Report Highlights

The most used Renewable Energy Sources (RES) in Latvia are wood and hydro-energy resources as well as the wind energy and energy from waste. In 2014 the share of RES in overall energy supplies amounted to 38.6 percent and it is estimated that in 2015 it reached 39 percent. It is estimated that in 2015 production of biodiesel amounted to 85,000 MT, a 7 percent increase compared to 2014. In 2014 and 2015 bioethanol was not produced in Latvia.

General Information

Latvia is actively developing renewable energy sources (RES) from biomass and wind to increase the level of self-sufficiency in energy generation. In 2014 the share of RES in overall energy supplies amounted to 38.6 percent and it is estimated that in 2015 it amounted to 39 percent.

Mandatory EU targets for renewable energy

The RES share in 2013 and 2014 exceeded the indicative target of 34.8 percent defined in the Annex I to Directive 2009/28/EC. The increase in the RES share in the electricity sector was possible due to the implementation of the mechanism of mandatory procurement of electricity. Although the gross final consumption of electricity generated from RES and use of RES in heating and cooling in 2014 exceeded the planned indicators, the use of RES in transport lagged behind the planned indicator.

In 2014 the actual installed electrical capacity of the power plants with RES technologies exceeded the capacity planned in the National Action Plan by 67 MW.

In 2014 natural gas was the main resource for generation of heat energy (78 percent) followed by woodchips (14 percent), firewood (2 percent), heavy fuel oil (1 percent) and other types of fuel (4 percent).

Bio-fuels

Rapeseed oil is the basic feedstock for biodiesel production in Latvia.
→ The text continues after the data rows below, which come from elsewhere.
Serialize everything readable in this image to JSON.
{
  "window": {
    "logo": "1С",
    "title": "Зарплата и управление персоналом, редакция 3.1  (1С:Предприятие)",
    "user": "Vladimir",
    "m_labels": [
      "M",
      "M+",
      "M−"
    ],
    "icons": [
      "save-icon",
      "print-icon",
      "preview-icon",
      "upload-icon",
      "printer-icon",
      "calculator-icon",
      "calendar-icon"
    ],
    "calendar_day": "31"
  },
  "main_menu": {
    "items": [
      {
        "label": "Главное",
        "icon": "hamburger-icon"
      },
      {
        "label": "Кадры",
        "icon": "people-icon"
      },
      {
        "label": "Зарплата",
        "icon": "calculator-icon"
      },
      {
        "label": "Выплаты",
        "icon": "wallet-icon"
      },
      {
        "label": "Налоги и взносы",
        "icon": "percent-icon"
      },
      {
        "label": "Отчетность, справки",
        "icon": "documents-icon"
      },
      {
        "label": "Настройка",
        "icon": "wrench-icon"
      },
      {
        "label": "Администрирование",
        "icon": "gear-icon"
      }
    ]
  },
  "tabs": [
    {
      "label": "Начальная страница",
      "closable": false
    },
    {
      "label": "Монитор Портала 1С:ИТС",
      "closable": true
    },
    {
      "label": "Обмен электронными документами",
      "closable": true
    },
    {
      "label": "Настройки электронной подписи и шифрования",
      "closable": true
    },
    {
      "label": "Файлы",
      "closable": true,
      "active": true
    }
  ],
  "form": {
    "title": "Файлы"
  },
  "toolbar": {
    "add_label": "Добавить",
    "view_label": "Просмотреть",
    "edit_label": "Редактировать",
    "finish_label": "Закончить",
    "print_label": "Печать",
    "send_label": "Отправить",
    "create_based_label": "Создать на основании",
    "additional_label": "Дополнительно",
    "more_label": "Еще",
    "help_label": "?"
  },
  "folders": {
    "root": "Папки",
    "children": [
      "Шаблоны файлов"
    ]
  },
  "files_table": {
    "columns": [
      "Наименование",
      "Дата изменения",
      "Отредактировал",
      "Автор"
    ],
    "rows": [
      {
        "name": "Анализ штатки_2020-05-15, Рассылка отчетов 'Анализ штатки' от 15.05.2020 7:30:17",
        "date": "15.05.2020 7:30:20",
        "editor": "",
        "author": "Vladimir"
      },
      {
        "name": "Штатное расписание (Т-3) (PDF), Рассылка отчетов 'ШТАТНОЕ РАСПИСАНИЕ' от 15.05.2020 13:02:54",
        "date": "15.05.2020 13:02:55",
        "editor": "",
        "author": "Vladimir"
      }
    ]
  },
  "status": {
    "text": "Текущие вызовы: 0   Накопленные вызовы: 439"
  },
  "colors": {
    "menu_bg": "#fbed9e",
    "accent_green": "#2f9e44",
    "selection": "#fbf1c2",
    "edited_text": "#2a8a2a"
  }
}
In Latvia biodiesel is used only from May to September (5 months) because of climate limitations. In Latvia there is one big biodiesel plant and a few smaller plants. According to the European Biodiesel Board data, the capacity of biodiesel production is 156,000 MT while actual use in 2015 is estimated at 70,000 MT. Use of bioethanol in Latvia is very low, even smaller than in Lithuania because of the smaller population. In Latvia the number of biogas plants is greater than in Lithuania but here biogas is produced solely for production of electricity.

In Latvia average annual fuel consumption amounts to 200,000 MT of gasoline and 1.0 million MT of diesel per year. According to the data of Central Statistical Bureau the produced quantities of biofuels have increased in 2014. Although bioethanol was not produced in Latvia in 2014 and 2015, the overall quantities of produced biofuels have increased.

It is estimated that in 2015 production of biodiesel amounted to 80,000, 7 percent more compared to the previous year. It is estimated that in 2014 and 2015 almost 50 percent of the harvested rapeseed was used for production of biodiesel.

A reduction of prices for regular fuels made biofuels less competitive. In addition there are still only a small number of biofuel using vehicles in the country. The harsh winter condition and very low temperatures in Latvia makes use of high ethanol blends dangerous to car engines. A third reason is market limitations. Lithuanian blending companies can purchase bio-components from other EU producers who offer more competitive prices. Therefore, local producers are finding it a challenge to sell their higher cost biofuels.

Policy

Latvia, as a member of the European Union, has implemented EU law on biofuels with a number of regulations. The basic requirements are two EU directives: Renewable Energy Directive (RED) (2009/28/EC) and Fuel Quality Directive (2009/30/EC).

RED obliges Member States to achieve a general target of 20 percent renewables in all energy used by 2020 and a sub-target of 10 percent renewables in the transport sector. Fuel suppliers are also required to reduce the greenhouse gas intensity of the EU fuel mix by 6 percent by 2020 in comparison to 2010. According to the new regulations, biofuels produced from wastes and non-food products will get a bonus on the basis of sustainable development.